As CO2 in the atmosphere continues to rise, this hot trend isn’t showing any signs of abating...
One of the strongest El Niño events in recorded history may now be behind us ― but if you thought its conclusion marked the end of record-breaking global average temperatures, think again.
Fueled by a freakishly warm Arctic, last month was the second-warmest April in 137 years, NASA said this week. This follows news that March and February were the second-warmest temperatures for those months respectively on record.
Temperatures this year may be falling slightly short of the sky-high numbers of 2016 ― which was the hottest year in recorded history, propelled by the powerful El Niño.

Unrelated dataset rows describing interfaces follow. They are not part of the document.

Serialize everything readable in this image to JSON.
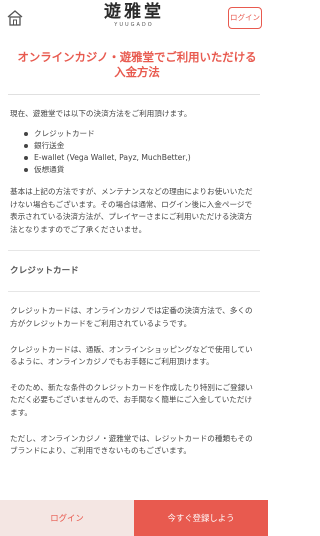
{
  "header": {
    "logo_jp": "遊雅堂",
    "logo_en": "YUUGADO",
    "login_label": "ログイン",
    "icons": {
      "home": "home-icon"
    }
  },
  "main": {
    "title": "オンラインカジノ・遊雅堂でご利用いただける入金方法",
    "intro": "現在、遊雅堂では以下の決済方法をご利用頂けます。",
    "methods": [
      "クレジットカード",
      "銀行送金",
      "E-wallet (Vega Wallet, Payz, MuchBetter,)",
      "仮想通貨"
    ],
    "note": "基本は上記の方法ですが、メンテナンスなどの理由によりお使いいただけない場合もございます。その場合は通常、ログイン後に入金ページで表示されている決済方法が、プレイヤーさまにご利用いただける決済方法となりますのでご了承くださいませ。",
    "section_title": "クレジットカード",
    "paragraphs": [
      "クレジットカードは、オンラインカジノでは定番の決済方法で、多くの方がクレジットカードをご利用されているようです。",
      "クレジットカードは、通販、オンラインショッピングなどで使用しているように、オンラインカジノでもお手軽にご利用頂けます。",
      "そのため、新たな条件のクレジットカードを作成したり特別にご登録いただく必要もございませんので、お手間なく簡単にご入金していただけます。",
      "ただし、オンラインカジノ・遊雅堂では、レジットカードの種類もそのブランドにより、ご利用できないものもございます。"
    ]
  },
  "bottom": {
    "login_label": "ログイン",
    "register_label": "今すぐ登録しよう"
  },
  "colors": {
    "accent": "#e85a4f",
    "login_bg": "#f4e6e3"
  }
}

But the continuing heat is still causing climate scientists concern.
That’s because monthly or yearly temperature anomalies aren’t typically worrisome to scientists; it’s climatic trends seen over decades or centuries that arouse alarm.
And looking at the past 20 years, experts say the pattern is clear.
Of the 17 hottest years on record, all except one has occurred in the 21st century, according to data from the National Oceanic and Atmospheric Administration (the exception was 1998, a very strong El Niño year). The top five hottest years on record have all occurred since 2010.
This NASA Goddard Institute for Space Studies graph shows how global average temperatures have continued to rise since the Industrial Revolution.
And scientists expect this hot trend to continue.
Though 2017 will likely see a slight dip in temperatures compared to last year, it will still probably rank among the hottest years in recorded history, according to Climate Central. And scientists say they don’t expect the heat to taper off anytime soon.
Because of global warming, “each new year is basically predestined to be among the warmest on record,” Deke Arndt, chief of the monitoring branch of the U.S. National Centers for Environmental Information, told Climate Central in December.
Overwhelming scientific consensus says human activity, specifically the release of greenhouse gases like carbon dioxide into the atmosphere, is fueling global warming and its impacts, including rising sea levels, intensifying extreme weather events and extinction.
Last month, Hawaii’s Mauna Loa Observatory recorded its first carbon dioxide reading above 410 parts per million. It’s the first time in about 3 million years that the Earth’s atmosphere has had such high levels of CO2.